    • Almost every lead character in Dream High has a Real Life career in a singing group. This is not surprising, though, as the premise of the Korean Drama is a bunch of kids at a high school who specializes in the entertainment business (like the 1980's show "Fame").
    • Oh, My Lady stars Si Won, one of the singers in the Boy Band Super Junior. His character is lampshaded as having the worst acting skills ever.
    • Mickey Yoochun, from the music groups TVXQ and JYJ, played the Lonely Rich Kid in Sungkyunkwan Scandal.
    • You Are Beautiful has several, including Lee Hong Ki from the group FT Island and Jung Yong Hwa from CD Blue. In a non-musical reversal, Jang Guen Suk started as a model before the show, and just released his first music album in April 2011.
  • John Wayne Bobbitt: Uncut.
  • John Denver in Oh, God!.
  • Steven Soderbergh likes this trope, apparently stemming from his experience working with non-actors in the 2005 indie film Bubble.
    • The Girlfriend Experience stars porn actress Sasha Grey as a high-class callgirl.
    • Haywire stars Mixed Martial Arts cover girl Gina Carano.

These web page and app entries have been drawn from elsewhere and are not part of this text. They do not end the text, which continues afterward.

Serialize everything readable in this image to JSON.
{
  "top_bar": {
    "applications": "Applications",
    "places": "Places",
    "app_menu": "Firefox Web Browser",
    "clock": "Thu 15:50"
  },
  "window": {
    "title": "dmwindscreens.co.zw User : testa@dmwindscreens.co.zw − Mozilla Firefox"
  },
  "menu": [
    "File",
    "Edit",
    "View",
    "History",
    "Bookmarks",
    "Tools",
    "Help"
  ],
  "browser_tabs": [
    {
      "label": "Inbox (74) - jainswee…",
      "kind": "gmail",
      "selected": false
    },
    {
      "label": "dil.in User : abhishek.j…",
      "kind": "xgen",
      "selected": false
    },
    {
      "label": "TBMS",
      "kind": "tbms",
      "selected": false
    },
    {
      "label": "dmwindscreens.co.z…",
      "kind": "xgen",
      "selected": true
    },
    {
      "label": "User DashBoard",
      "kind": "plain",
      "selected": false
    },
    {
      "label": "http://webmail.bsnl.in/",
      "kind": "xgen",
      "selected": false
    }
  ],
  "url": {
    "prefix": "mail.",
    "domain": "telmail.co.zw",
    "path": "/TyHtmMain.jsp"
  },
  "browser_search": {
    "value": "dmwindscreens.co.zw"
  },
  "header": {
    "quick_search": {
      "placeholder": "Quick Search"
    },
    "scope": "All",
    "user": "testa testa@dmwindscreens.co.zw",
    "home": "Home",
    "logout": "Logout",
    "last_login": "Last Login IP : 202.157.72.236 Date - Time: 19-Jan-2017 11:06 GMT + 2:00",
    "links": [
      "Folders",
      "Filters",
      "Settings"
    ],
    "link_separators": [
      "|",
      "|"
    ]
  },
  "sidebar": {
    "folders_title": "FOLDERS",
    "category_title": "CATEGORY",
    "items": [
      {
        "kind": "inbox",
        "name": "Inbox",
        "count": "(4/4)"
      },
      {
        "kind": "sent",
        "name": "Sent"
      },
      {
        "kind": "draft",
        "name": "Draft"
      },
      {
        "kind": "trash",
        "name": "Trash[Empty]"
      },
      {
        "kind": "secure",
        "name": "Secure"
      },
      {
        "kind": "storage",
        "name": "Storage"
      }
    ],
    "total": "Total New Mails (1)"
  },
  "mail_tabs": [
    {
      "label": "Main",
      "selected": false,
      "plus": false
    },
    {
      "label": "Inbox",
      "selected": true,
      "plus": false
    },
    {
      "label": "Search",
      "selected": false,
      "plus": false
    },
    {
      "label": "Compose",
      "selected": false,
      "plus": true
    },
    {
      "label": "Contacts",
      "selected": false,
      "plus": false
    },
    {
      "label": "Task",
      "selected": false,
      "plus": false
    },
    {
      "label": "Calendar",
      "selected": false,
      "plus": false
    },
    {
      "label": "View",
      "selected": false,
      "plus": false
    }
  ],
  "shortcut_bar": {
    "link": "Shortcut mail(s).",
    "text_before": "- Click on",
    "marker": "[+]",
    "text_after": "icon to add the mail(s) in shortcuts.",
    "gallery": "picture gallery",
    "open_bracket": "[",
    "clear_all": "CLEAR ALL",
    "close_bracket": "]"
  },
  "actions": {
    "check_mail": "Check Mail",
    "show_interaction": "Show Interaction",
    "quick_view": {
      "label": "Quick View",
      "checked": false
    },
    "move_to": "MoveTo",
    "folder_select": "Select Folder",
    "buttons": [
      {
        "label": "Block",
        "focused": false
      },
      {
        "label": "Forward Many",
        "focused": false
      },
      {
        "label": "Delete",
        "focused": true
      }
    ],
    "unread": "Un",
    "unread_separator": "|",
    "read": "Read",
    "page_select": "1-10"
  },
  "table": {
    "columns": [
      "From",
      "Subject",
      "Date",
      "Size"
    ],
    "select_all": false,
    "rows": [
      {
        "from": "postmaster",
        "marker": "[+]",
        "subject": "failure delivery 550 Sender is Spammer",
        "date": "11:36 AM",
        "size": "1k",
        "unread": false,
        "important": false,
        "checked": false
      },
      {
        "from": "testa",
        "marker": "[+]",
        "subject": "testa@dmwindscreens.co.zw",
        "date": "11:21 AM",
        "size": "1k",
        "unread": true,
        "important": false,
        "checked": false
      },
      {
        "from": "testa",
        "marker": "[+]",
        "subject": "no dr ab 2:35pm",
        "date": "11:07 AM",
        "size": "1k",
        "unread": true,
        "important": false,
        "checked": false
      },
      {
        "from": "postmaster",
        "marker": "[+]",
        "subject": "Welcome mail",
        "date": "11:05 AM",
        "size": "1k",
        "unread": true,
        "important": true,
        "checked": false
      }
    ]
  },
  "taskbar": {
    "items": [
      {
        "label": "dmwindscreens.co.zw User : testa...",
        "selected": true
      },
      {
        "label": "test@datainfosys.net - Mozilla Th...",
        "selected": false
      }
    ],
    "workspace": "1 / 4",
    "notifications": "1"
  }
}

    • Soderbergh's use of this trope actually started with his surreal 1996 opus Shizopolis which stars the man himself in not one but two roles. It's probably one of the more interesting examples of the trope because underneath all its weird and surreal humor it's really about Soderbergh examining the crumbling of his marriage (his real-life ex-wife appears as the wife of his character) as well as his anxieties about the future of his directing career in the wake of a series of flops following his debut Sex Lies & videotape.
  • The new The A-Team film cast former UFC champion Quentin "Rampage" Jackson as B.A. Baracus, filling the shoes of Mr. T, who was also known for his tough-guy exploits before getting into acting.
  • The 1956 Broadway musical Mr. Wonderful gave Sammy Davis, Jr. his first starring role; it incorporated a large portion of his nightclub act wholesale.
  • Perhaps one of the more interesting examples: director Steven Soderbergh
  • Several members of AKB48 took part in the anime AKB0048. Quite a few of them had no acting experience up until now.
  • Brooke Shields, a child model, in Pretty Baby.
  • Antonio Sabato Jr. (a former underwear model) in The Big Hit.
  • Monica Bellucci in Malèna. She was still primarily a model at the time, and this marked her Star-Making Role as an actress.